Post-harvest handling

The way maize is handled after harvesting is key in determining the quality of the Maize grain and the final products. If mishandled, it may easily lead to aflatoxin contamination, a poisonous mould content that arises from improperly dried maize.

READ ALSO:Hermetic Metal Silo Secures Grains against Pests

Maize normally take about 4- 5 months from planting to harvesting depending on the varieties, climate and altitude. Harvesting of maize is normally done in the dry period. It should also be done at physiological maturity when the grains have a moisture content of approximately 13% to avoid rotting. This is a key determinant of the final quality of maize and its products.

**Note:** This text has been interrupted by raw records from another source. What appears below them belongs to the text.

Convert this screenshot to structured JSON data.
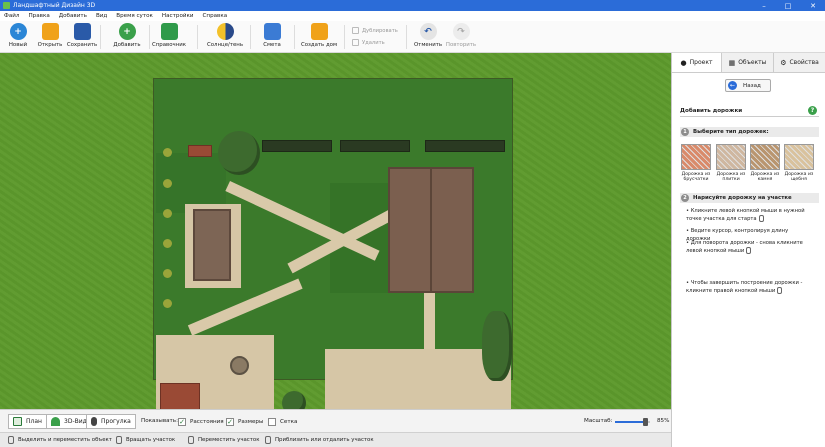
{
  "window": {
    "title": "Ландшафтный Дизайн 3D",
    "minimize_icon": "minimize-icon",
    "maximize_icon": "maximize-icon",
    "close_icon": "close-icon"
  },
  "menu": [
    "Файл",
    "Правка",
    "Добавить",
    "Вид",
    "Время суток",
    "Настройки",
    "Справка"
  ],
  "toolbar": {
    "new": "Новый",
    "open": "Открыть",
    "save": "Сохранить",
    "add": "Добавить",
    "reference": "Справочник",
    "sun_shade": "Солнце/тень",
    "estimate": "Смета",
    "create_house": "Создать дом",
    "duplicate": "Дублировать",
    "delete": "Удалить",
    "undo": "Отменить",
    "redo": "Повторить"
  },
  "colors": {
    "accent": "#2b6cd8",
    "grass": "#5d9a2c",
    "plot": "#3b7a2b",
    "paving": "#d6c6a6",
    "roof": "#7b5f4f",
    "red_roof": "#9a4a35"
  },
  "panel": {
    "tabs": [
      "Проект",
      "Объекты",
      "Свойства"
    ],
    "back": "Назад",
    "section_title": "Добавить дорожки",
    "help": "?",
    "step1": {
      "num": "1",
      "title": "Выберите тип дорожек:"
    },
    "path_types": [
      {
        "label": "Дорожка из брусчатки",
        "color": "#d98a6a"
      },
      {
        "label": "Дорожка из плитки",
        "color": "#cfb7a0"
      },
      {
        "label": "Дорожка из камня",
        "color": "#b9956f"
      },
      {
        "label": "Дорожка из щебня",
        "color": "#d9c29d"
      }
    ],
    "step2": {
      "num": "2",
      "title": "Нарисуйте дорожку на участке"
    },
    "instructions": [
      "Кликните левой кнопкой мыши в нужной точке участка для старта",
      "Ведите курсор, контролируя длину дорожки",
      "Для поворота дорожки - снова кликните левой кнопкой мыши",
      "Чтобы завершить построение дорожки - кликните правой кнопкой мыши"
    ]
  },
  "view": {
    "modes": [
      "План",
      "3D-Вид",
      "Прогулка"
    ],
    "show_label": "Показывать:",
    "show_options": [
      {
        "label": "Расстояния",
        "checked": true
      },
      {
        "label": "Размеры",
        "checked": true
      },
      {
        "label": "Сетка",
        "checked": false
      }
    ],
    "zoom_label": "Масштаб:",
    "zoom_value": "85%",
    "zoom_fraction": 0.85
  },
  "status": [
    "Выделить и переместить объект",
    "Вращать участок",
    "Переместить участок",
    "Приблизить или отдалить участок"
  ]
}
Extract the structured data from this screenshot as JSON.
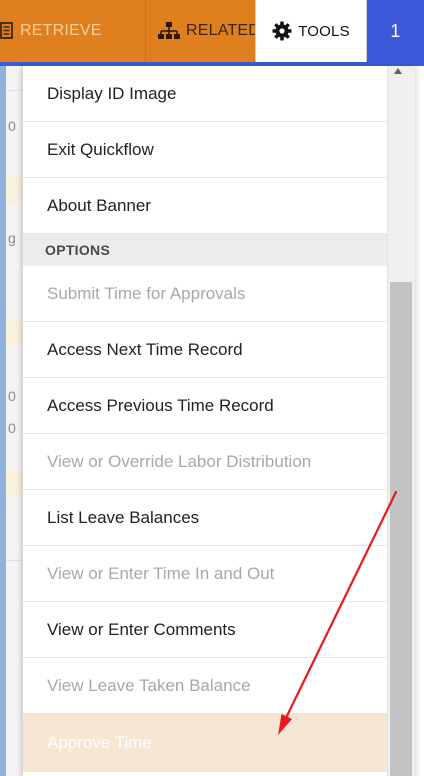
{
  "toolbar": {
    "retrieve_label": "RETRIEVE",
    "related_label": "RELATED",
    "tools_label": "TOOLS",
    "count": "1"
  },
  "background": {
    "fragments": [
      "0",
      "g",
      "0",
      "0"
    ]
  },
  "menu": {
    "items_top": [
      {
        "label": "Display ID Image",
        "enabled": true
      },
      {
        "label": "Exit Quickflow",
        "enabled": true
      },
      {
        "label": "About Banner",
        "enabled": true
      }
    ],
    "options_header": "OPTIONS",
    "items_options": [
      {
        "label": "Submit Time for Approvals",
        "enabled": false
      },
      {
        "label": "Access Next Time Record",
        "enabled": true
      },
      {
        "label": "Access Previous Time Record",
        "enabled": true
      },
      {
        "label": "View or Override Labor Distribution",
        "enabled": false
      },
      {
        "label": "List Leave Balances",
        "enabled": true
      },
      {
        "label": "View or Enter Time In and Out",
        "enabled": false
      },
      {
        "label": "View or Enter Comments",
        "enabled": true
      },
      {
        "label": "View Leave Taken Balance",
        "enabled": false
      },
      {
        "label": "Approve Time",
        "enabled": true,
        "highlighted": true
      }
    ]
  },
  "colors": {
    "toolbar_orange": "#e07f1e",
    "accent_blue": "#3b59d9",
    "highlight_row": "#f7e6d4",
    "disabled_text": "#a8a8a8",
    "annotation_arrow": "#e8191c"
  },
  "icons": {
    "retrieve": "document-icon",
    "related": "sitemap-icon",
    "tools": "gear-icon"
  }
}
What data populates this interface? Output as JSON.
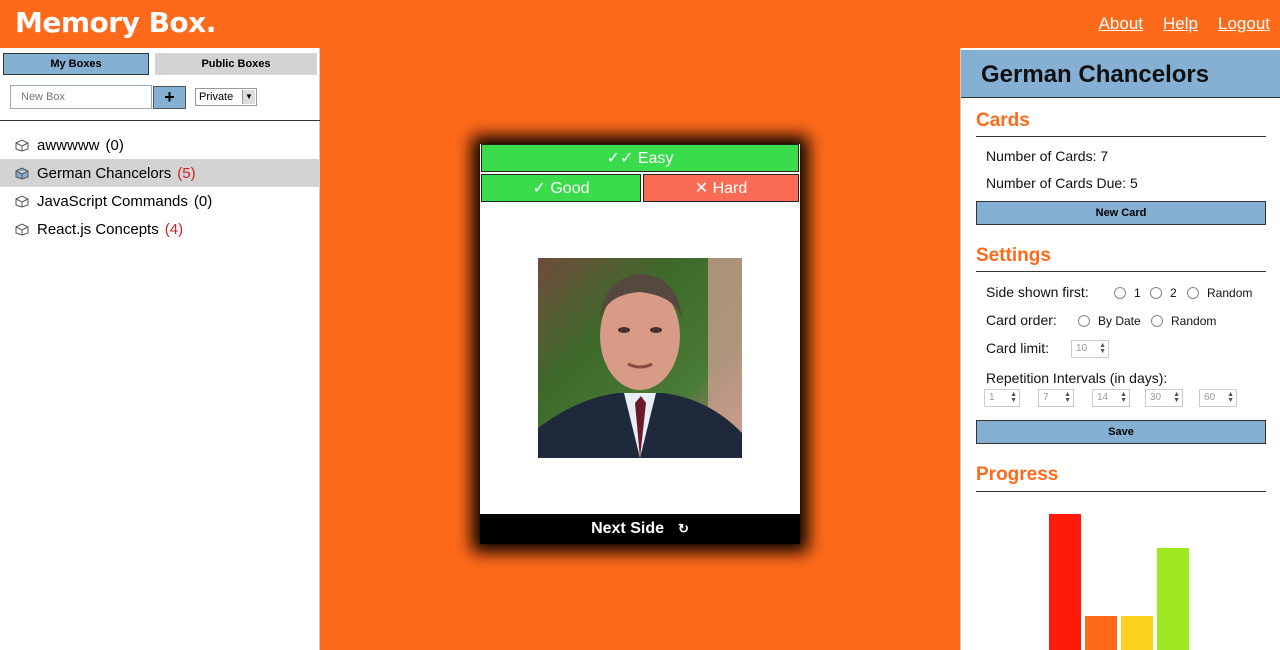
{
  "header": {
    "logo": "Memory Box.",
    "nav": [
      "About",
      "Help",
      "Logout"
    ]
  },
  "sidebar": {
    "tabs": [
      "My Boxes",
      "Public Boxes"
    ],
    "new_box_placeholder": "New Box",
    "add_label": "+",
    "privacy_value": "Private",
    "boxes": [
      {
        "name": "awwwww",
        "count": "(0)",
        "due": false
      },
      {
        "name": "German Chancelors",
        "count": "(5)",
        "due": true
      },
      {
        "name": "JavaScript Commands",
        "count": "(0)",
        "due": false
      },
      {
        "name": "React.js Concepts",
        "count": "(4)",
        "due": true
      }
    ]
  },
  "card": {
    "easy_label": "✓✓ Easy",
    "good_label": "✓ Good",
    "hard_label": "✕ Hard",
    "next_label": "Next Side",
    "next_icon": "↻"
  },
  "panel": {
    "title": "German Chancelors",
    "cards_heading": "Cards",
    "num_cards": "Number of Cards: 7",
    "num_due": "Number of Cards Due: 5",
    "new_card_label": "New Card",
    "settings_heading": "Settings",
    "side_label": "Side shown first:",
    "side_options": [
      "1",
      "2",
      "Random"
    ],
    "order_label": "Card order:",
    "order_options": [
      "By Date",
      "Random"
    ],
    "limit_label": "Card limit:",
    "limit_value": "10",
    "intervals_label": "Repetition Intervals (in days):",
    "intervals": [
      "1",
      "7",
      "14",
      "30",
      "60"
    ],
    "save_label": "Save",
    "progress_heading": "Progress"
  },
  "colors": {
    "brand": "#ff6a1a",
    "accent": "#85afd3",
    "good": "#3bdc4c",
    "hard": "#fb6c56"
  },
  "chart_data": {
    "type": "bar",
    "categories": [
      "",
      "",
      "",
      ""
    ],
    "values": [
      4,
      1,
      1,
      3
    ],
    "colors": [
      "#ff1a0a",
      "#ff6a1a",
      "#fcd21f",
      "#9ee81f"
    ],
    "title": "",
    "xlabel": "",
    "ylabel": "",
    "grid": false
  }
}
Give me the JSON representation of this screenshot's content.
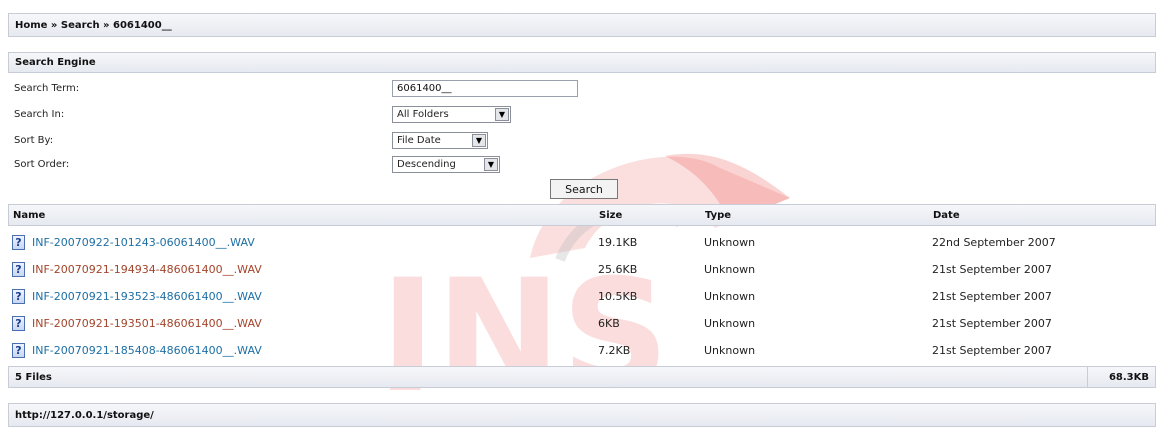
{
  "breadcrumb": {
    "text": "Home » Search » 6061400__"
  },
  "search_engine": {
    "title": "Search Engine",
    "term_label": "Search Term:",
    "term_value": "6061400__",
    "in_label": "Search In:",
    "in_value": "All Folders",
    "sort_label": "Sort By:",
    "sort_value": "File Date",
    "order_label": "Sort Order:",
    "order_value": "Descending",
    "search_button": "Search"
  },
  "table": {
    "headers": {
      "name": "Name",
      "size": "Size",
      "type": "Type",
      "date": "Date"
    },
    "rows": [
      {
        "name": "INF-20070922-101243-06061400__.WAV",
        "size": "19.1KB",
        "type": "Unknown",
        "date": "22nd September 2007"
      },
      {
        "name": "INF-20070921-194934-486061400__.WAV",
        "size": "25.6KB",
        "type": "Unknown",
        "date": "21st September 2007"
      },
      {
        "name": "INF-20070921-193523-486061400__.WAV",
        "size": "10.5KB",
        "type": "Unknown",
        "date": "21st September 2007"
      },
      {
        "name": "INF-20070921-193501-486061400__.WAV",
        "size": "6KB",
        "type": "Unknown",
        "date": "21st September 2007"
      },
      {
        "name": "INF-20070921-185408-486061400__.WAV",
        "size": "7.2KB",
        "type": "Unknown",
        "date": "21st September 2007"
      }
    ],
    "icon_glyph": "?"
  },
  "summary": {
    "count": "5 Files",
    "total": "68.3KB"
  },
  "footer": {
    "url": "http://127.0.0.1/storage/"
  },
  "watermark": {
    "text": "JNS",
    "color": "#e63b35"
  }
}
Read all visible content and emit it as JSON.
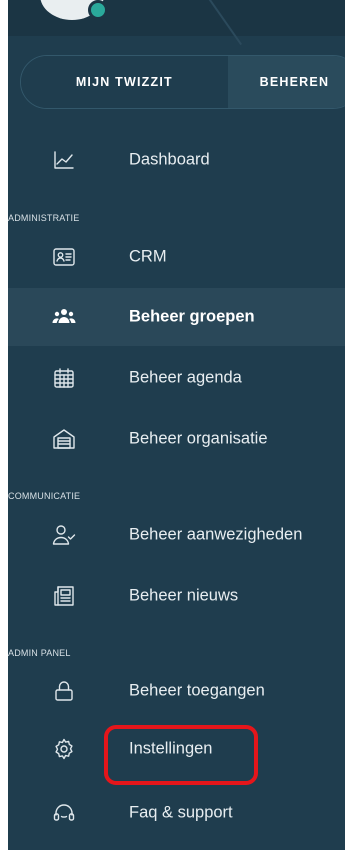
{
  "tabs": {
    "first": "MIJN TWIZZIT",
    "second": "BEHEREN"
  },
  "sections": {
    "administratie": "ADMINISTRATIE",
    "communicatie": "COMMUNICATIE",
    "admin_panel": "ADMIN PANEL"
  },
  "menu": {
    "dashboard": "Dashboard",
    "crm": "CRM",
    "groepen": "Beheer groepen",
    "agenda": "Beheer agenda",
    "organisatie": "Beheer organisatie",
    "aanwezigheden": "Beheer aanwezigheden",
    "nieuws": "Beheer nieuws",
    "toegangen": "Beheer toegangen",
    "instellingen": "Instellingen",
    "faq": "Faq & support"
  },
  "colors": {
    "sidebar_bg": "#1f3d4e",
    "active_bg": "#2a4859",
    "highlight": "#e5161b",
    "accent": "#2aa99b"
  }
}
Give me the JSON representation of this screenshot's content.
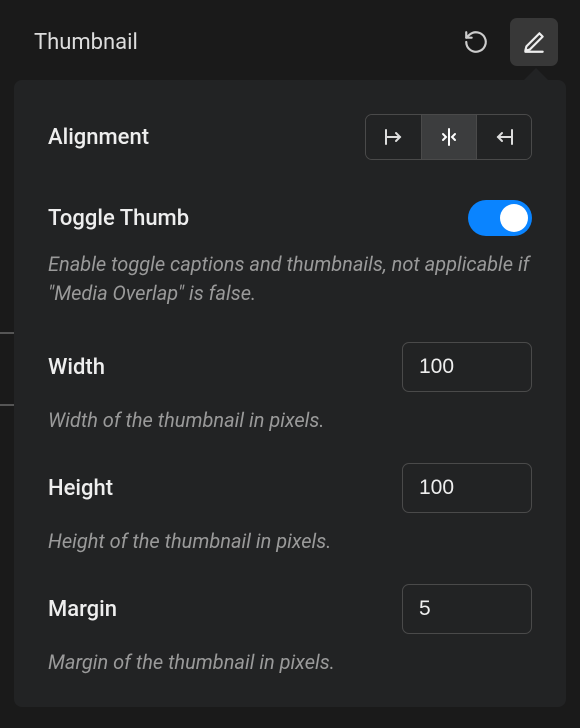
{
  "header": {
    "title": "Thumbnail",
    "resetIcon": "reset-icon",
    "editIcon": "pencil-icon"
  },
  "alignment": {
    "label": "Alignment",
    "options": [
      "left",
      "center",
      "right"
    ],
    "selected": "center"
  },
  "toggleThumb": {
    "label": "Toggle Thumb",
    "value": true,
    "helper": "Enable toggle captions and thumbnails, not applicable if \"Media Overlap\" is false."
  },
  "width": {
    "label": "Width",
    "value": "100",
    "helper": "Width of the thumbnail in pixels."
  },
  "height": {
    "label": "Height",
    "value": "100",
    "helper": "Height of the thumbnail in pixels."
  },
  "margin": {
    "label": "Margin",
    "value": "5",
    "helper": "Margin of the thumbnail in pixels."
  }
}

Rotting encourages the growth of mould in maize including aflatoxin. The maize is then sundried periodically after which cobs are removed and shelled. Maize shelling should be done carefully to avoid damages to the grains as this affects the quality of the maize grains. The maize can then be stored or sold. Sun drying the maize is a quality control measure which helps reduces the incidences of mould growth and increase the period of storage.

Warehousing

Maize should be stored in warehouses that are well ventilated. The warehouses should have air inlets that are not placed near potential contaminants. The warehouses should also be kept clean and bait traps for rodents set and inspected frequently. Certification of warehouses comes handy. This ensures that they conform to the standards of ensuring quality storage.

READ ALSO: Hermetic bag keeps off grain pests for over two years, averts losses

Transportation

Transportation of maize is another potential exposure of the maize to deterioration of quality. Transportation of maize in open trucks exposes the grains to precipitation which can leading to the wetting of the grains.

Quality control in milling

The milling industry is expanding rapidly in the country and attracting many investors.

Apart from the established large scale millers, the industry has attracted small and medium enterprises. The level of preparedness of such enterprises in terms of food quality and safety control is wanting.

Before a miller receives maize in their premises, quality aspects should be checked in accordance with EAC standards.

Quality control at border points

Before maize is allowed into Kenya, inspection and checks should be undertaken at the border points. This will ensure that goods entering the country meet the prescribed international and national standards.